Carrying on a Political Absurdist Legacy

CHICAGO — Cartoonist Rube Goldberg (1883–1970) was best known for his depictions of “inventions” that imagined complicated contraptions with far too many moving parts built to solve the simplest of problems. These “Rube Goldberg machines” appeared in his work, and were used as devices to poke fun at the roundabout nature of American bureaucratic and political systems in the post-World War II era. Rube Goldberg’s Ghost, a large group exhibition on view at Columbia College’s small Glass Curtain Gallery (through May 4) features work by more than 20 artists who may very well be Goldberg’s companions in that they, too, enjoy laborious machinations with political undertones.

Posted inArt

Reenacting History through Artistic Performance

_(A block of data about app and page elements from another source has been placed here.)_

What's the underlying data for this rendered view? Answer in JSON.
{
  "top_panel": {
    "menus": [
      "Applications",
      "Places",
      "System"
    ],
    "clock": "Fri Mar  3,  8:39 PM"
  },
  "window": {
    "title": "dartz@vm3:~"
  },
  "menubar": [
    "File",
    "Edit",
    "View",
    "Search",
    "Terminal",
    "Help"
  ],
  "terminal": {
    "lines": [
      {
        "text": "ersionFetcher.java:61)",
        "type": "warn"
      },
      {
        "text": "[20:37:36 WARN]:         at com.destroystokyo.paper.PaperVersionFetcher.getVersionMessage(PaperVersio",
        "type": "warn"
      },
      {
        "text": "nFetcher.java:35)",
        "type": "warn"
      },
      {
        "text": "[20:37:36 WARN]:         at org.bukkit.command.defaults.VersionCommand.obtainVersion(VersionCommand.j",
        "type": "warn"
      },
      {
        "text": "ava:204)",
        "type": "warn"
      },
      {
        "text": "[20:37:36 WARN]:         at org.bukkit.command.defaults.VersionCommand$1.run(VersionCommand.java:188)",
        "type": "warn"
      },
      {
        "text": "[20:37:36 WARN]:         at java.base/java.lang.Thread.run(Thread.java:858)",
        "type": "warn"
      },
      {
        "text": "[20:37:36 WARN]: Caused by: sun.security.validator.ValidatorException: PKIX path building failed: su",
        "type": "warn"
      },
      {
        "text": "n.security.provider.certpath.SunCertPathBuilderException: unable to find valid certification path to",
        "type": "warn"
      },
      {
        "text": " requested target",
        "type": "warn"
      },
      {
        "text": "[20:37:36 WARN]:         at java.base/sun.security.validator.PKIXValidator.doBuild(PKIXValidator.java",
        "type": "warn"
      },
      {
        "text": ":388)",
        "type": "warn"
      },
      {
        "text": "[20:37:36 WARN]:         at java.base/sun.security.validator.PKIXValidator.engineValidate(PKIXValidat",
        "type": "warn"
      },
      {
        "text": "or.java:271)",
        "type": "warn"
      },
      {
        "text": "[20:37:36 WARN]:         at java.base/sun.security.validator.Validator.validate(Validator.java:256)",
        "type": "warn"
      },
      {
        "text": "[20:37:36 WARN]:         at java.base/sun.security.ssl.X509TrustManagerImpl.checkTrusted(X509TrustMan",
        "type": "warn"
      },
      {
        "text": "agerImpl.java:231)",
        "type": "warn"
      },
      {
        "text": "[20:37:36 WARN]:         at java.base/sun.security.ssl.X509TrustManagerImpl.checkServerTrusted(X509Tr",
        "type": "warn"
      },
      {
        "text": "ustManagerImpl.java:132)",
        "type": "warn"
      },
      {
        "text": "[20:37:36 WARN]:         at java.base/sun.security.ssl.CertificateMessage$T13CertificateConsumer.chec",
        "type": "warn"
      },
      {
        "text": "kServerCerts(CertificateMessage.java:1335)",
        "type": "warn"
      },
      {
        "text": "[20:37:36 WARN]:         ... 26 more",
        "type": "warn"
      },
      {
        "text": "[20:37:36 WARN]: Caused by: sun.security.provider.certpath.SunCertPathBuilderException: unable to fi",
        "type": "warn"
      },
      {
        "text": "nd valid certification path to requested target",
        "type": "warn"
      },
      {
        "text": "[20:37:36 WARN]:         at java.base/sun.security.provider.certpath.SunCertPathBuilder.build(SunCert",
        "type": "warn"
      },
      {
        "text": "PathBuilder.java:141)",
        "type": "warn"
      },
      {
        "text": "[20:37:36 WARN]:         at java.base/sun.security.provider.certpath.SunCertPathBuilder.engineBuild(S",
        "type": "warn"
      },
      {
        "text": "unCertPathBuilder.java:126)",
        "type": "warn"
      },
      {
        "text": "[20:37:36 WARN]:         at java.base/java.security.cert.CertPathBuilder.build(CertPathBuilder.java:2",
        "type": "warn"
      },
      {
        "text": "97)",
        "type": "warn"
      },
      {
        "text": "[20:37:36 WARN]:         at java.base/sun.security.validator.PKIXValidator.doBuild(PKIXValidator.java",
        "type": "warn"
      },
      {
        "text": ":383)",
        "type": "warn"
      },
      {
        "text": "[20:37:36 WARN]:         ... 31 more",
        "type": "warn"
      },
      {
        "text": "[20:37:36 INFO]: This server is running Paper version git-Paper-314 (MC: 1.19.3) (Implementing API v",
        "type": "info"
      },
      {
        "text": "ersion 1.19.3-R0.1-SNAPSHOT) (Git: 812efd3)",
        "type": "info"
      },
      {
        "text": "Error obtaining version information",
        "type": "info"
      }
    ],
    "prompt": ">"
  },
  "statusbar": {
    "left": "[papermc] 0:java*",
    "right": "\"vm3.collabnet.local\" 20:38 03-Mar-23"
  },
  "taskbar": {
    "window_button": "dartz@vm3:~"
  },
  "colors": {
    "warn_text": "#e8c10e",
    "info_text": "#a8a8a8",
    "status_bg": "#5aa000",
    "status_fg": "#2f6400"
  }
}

CHICAGO — All over the United States, groups of people (usually men) get together a few times a year or more to reenact great battles from history. The US Civil War is popular, of course, but according to Charlie Schroeder’s memoir Man of War: My Adventures in the World of Historical Re-Enactment, there is a full-scale Roman fort in Arkansas, complete with replicas of Roman catapults for launching assaults on the ramparts. And out west in Colorado, a group of men like to wear Nazi uniforms and play at being in the Battle of Stalingrad.